Undoubtedly, many developers will be unaware of Adobe AIR security best practices or will knowingly take shortcuts that expose end-users to attacks. Will our destkop lock-down practices and anti-virus tools compensate for such conditions? I hope the answer is “yes,” but I suppose only time will tell.

Mac OS X 10.5.2 Special Report: Adobe application slowness, fixes

Various Adobe applications may be extremely slow to launch after the Mac OS X 10.5.2 update. Clearing font caches may resolve the issue.

MacFixIt reader Jeffrey HIldt writes:

“Using Insidersoftware’s Font Smasher (the co. that makes Font Agent Pro, my font mgmt. choice) I cleared the font caches of my system and Adobe apps and that seems to have done the trick. At least Ps is staying open without going into a Program Error loop.

You can use Smasher, like Jeffrey, or Linotype’s FontExplorer X (in the application, choose Tools > Clean System Font Caches and Tools > Clean Application Font Caches).

Actionscript 3 class zip library FZip

FZip is a cute little Actionscript 3 class library,that enables you to load standard ZIP archives and extract contained files while the archive is still loading,modifying,and creating standard ZIP archives. It parses ZIP archives progressively, allowing access to contained files while the archive is loading.

To download source: http://ntt.cc/2008/01/19/actionscript-class-library-fzip.html

Software converts images into PDF in a snap

Snapter Ice (snapter.atiz.com/) converts specific types of images taken with a digital camera and produces the same kind of results as if you scanned the subject matter with a flatbed scanner.

To find out your IP address

In below URL, you can find  your public and private IP-Address.  Tools to analyze, optimize and secure your internet connection.

http://ipinfo.info/index.php

Flex Removing Duplicates from an ArrayCollection [Filter function]

I needed a Filter function to remove duplicate items from an Array Collection so I thought I’d do a quick post to share the code.

< ![CDATA[
import mx.collections.ArrayCollection;

private var tempObj:Object = {};

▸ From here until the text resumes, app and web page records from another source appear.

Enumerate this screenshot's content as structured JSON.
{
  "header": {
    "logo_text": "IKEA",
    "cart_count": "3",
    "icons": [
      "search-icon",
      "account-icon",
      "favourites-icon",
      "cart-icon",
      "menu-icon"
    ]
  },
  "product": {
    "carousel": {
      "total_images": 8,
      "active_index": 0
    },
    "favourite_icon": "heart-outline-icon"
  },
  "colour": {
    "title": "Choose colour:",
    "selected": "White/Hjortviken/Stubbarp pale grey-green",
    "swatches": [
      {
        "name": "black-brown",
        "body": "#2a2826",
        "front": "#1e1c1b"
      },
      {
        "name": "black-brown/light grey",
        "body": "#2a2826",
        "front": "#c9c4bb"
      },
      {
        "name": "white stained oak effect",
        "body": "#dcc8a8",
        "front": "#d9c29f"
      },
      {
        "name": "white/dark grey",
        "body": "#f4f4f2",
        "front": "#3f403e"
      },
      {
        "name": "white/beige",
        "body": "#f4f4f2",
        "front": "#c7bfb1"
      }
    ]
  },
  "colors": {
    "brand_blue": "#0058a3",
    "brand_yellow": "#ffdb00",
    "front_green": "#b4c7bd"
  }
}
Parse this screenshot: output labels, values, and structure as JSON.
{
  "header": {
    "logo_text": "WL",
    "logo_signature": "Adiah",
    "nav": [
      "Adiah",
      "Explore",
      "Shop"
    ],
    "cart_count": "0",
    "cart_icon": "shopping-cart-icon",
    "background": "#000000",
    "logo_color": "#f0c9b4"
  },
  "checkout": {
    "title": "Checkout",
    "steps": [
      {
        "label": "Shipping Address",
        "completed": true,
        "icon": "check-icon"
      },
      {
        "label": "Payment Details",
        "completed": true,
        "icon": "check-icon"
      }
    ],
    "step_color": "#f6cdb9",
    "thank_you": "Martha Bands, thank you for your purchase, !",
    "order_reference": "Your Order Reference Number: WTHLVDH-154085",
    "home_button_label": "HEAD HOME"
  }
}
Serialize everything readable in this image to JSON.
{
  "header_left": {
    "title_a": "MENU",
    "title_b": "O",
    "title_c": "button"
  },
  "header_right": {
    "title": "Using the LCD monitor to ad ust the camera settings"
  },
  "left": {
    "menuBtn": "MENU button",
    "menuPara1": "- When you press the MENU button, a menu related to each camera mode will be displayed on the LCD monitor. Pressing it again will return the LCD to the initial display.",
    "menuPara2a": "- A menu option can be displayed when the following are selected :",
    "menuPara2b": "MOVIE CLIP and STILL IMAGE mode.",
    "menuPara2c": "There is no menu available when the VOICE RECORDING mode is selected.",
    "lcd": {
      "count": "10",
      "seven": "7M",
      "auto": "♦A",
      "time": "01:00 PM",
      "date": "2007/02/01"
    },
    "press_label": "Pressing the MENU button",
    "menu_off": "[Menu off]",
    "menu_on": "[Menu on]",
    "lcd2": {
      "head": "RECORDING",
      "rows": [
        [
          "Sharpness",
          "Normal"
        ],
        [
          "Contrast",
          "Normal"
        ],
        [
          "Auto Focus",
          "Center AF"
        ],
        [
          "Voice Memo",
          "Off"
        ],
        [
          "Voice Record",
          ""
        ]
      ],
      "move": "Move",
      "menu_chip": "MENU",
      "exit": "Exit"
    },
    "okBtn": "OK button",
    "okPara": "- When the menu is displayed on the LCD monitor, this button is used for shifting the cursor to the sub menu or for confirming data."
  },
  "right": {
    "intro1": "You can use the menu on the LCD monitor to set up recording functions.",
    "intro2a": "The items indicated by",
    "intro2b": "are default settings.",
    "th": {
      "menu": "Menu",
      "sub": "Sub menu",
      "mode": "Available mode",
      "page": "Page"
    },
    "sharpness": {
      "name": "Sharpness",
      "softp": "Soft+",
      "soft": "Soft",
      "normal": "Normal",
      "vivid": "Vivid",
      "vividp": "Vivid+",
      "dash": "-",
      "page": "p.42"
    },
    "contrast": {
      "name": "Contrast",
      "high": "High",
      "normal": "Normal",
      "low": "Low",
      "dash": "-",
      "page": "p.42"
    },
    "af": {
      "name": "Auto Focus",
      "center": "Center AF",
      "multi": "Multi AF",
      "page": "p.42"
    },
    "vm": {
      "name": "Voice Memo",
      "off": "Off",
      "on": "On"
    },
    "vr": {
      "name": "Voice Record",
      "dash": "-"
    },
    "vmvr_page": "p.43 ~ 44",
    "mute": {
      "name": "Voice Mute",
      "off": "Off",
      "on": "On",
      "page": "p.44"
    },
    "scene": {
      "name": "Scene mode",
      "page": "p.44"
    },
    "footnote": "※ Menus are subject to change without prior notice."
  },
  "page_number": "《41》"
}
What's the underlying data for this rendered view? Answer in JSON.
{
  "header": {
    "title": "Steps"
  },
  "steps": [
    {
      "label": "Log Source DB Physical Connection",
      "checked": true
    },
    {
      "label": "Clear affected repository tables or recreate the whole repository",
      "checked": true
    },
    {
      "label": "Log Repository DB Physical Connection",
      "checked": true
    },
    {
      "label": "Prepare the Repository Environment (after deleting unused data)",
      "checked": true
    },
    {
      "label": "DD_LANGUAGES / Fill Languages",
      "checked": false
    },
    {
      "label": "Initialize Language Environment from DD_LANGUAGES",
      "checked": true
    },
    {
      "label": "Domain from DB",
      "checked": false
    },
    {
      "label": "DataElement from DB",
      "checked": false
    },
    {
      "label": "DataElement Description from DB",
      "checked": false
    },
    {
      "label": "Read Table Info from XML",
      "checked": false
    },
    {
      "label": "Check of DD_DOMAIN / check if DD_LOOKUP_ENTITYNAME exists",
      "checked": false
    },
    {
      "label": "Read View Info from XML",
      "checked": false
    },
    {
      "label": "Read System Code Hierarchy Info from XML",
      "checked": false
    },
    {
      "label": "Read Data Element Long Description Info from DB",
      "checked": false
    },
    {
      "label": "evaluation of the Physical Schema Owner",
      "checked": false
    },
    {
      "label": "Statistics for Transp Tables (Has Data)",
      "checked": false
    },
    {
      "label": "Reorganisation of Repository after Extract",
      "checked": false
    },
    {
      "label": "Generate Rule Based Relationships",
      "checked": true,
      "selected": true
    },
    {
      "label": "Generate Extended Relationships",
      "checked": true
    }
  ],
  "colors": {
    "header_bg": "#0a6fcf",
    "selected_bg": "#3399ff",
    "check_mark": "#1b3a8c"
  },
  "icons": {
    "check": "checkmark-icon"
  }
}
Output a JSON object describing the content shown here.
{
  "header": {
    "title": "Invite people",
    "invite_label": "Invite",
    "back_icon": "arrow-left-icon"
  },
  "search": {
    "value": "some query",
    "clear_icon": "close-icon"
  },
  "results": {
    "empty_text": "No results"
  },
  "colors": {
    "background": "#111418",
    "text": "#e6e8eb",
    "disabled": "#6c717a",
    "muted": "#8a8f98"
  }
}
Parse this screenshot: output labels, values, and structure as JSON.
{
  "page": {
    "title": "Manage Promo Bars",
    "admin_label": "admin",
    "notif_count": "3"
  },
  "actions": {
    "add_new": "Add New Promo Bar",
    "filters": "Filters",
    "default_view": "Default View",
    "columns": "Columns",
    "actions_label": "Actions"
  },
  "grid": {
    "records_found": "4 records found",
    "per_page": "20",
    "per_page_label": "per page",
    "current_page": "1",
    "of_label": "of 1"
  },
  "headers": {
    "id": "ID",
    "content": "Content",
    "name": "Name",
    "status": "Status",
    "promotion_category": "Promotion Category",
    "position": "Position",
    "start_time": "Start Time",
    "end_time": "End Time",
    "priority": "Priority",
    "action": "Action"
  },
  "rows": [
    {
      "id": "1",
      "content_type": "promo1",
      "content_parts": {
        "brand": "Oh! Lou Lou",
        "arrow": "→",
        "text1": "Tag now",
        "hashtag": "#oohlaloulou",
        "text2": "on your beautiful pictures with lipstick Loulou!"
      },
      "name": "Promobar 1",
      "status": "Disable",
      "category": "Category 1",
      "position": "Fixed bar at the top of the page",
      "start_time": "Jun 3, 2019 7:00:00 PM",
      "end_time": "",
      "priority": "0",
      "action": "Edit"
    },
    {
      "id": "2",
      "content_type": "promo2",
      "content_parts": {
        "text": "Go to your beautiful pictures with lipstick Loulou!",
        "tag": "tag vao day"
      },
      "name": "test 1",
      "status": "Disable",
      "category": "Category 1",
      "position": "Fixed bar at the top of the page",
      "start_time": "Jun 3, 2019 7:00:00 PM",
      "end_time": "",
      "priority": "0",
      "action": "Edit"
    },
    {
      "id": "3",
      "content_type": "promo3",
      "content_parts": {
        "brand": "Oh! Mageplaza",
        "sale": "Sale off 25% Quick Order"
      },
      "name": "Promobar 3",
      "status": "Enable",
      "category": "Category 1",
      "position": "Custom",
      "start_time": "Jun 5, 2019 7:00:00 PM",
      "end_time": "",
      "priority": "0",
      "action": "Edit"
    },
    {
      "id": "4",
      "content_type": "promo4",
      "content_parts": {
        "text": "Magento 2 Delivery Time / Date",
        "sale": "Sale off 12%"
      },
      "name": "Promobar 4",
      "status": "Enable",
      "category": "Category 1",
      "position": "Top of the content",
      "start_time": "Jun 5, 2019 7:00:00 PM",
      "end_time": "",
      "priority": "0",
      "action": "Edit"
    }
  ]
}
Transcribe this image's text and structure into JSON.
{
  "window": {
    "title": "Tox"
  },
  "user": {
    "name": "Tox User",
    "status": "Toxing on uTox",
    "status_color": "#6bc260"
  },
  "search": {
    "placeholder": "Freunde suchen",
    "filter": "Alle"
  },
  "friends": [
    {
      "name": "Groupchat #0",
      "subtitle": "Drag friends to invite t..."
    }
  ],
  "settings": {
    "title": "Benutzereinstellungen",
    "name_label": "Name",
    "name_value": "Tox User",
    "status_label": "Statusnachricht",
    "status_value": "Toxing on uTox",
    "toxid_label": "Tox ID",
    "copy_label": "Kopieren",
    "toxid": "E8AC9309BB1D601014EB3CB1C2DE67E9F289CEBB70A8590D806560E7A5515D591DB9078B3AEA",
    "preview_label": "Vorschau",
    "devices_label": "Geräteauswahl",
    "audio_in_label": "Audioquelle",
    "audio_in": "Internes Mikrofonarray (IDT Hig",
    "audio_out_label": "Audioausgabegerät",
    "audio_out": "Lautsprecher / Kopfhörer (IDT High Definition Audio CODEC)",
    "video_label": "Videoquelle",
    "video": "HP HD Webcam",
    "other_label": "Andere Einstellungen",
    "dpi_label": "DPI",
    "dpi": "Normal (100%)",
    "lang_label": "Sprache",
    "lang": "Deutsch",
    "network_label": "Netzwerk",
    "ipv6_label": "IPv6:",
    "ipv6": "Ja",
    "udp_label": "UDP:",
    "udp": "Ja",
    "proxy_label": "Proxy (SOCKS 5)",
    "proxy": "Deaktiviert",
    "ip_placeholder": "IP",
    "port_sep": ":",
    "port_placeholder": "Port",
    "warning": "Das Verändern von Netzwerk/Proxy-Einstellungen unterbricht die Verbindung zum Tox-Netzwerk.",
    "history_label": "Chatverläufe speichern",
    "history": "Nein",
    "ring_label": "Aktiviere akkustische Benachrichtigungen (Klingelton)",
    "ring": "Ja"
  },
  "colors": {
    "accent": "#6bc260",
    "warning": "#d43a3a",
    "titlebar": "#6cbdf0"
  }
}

[Bindable]
private var filterBtnCol:ArrayCollection = new ArrayCollection(
[{label:”Frank Black”}, {label:”NOFX”}
, {label:”Jawbreaker”}, {label:”Frank Black”}, {label:”NOFX”}, {label:”Jawbreaker”}
, {label:”Frank Black”}, {label:”NOFX”}, {label:”Jawbreaker”}]
);

private function filterCollection():void {
// assign the filter function
filterBtnCol.filterFunction = deDupe;
//refresh the collection
filterBtnCol.refresh();
}

private function deDupe(item:Object):Boolean {
// the return value
var retVal:Boolean = false;
// check the items in the itemObj Ojbect to see if it contains the value being tested
if (!tempObj.hasOwnProperty(item.label)) {
// if not found add the item to the object
tempObj[item.label] = item;
retVal = true;
}

return retVal;
// or if you want to feel like a total bad ass and use only one line of code, use a tertiary statement 😉
// return (tempObj.hasOwnProperty(item.label) ? false : tempObj[item.label] = item && true);
}
]]>

« Older entries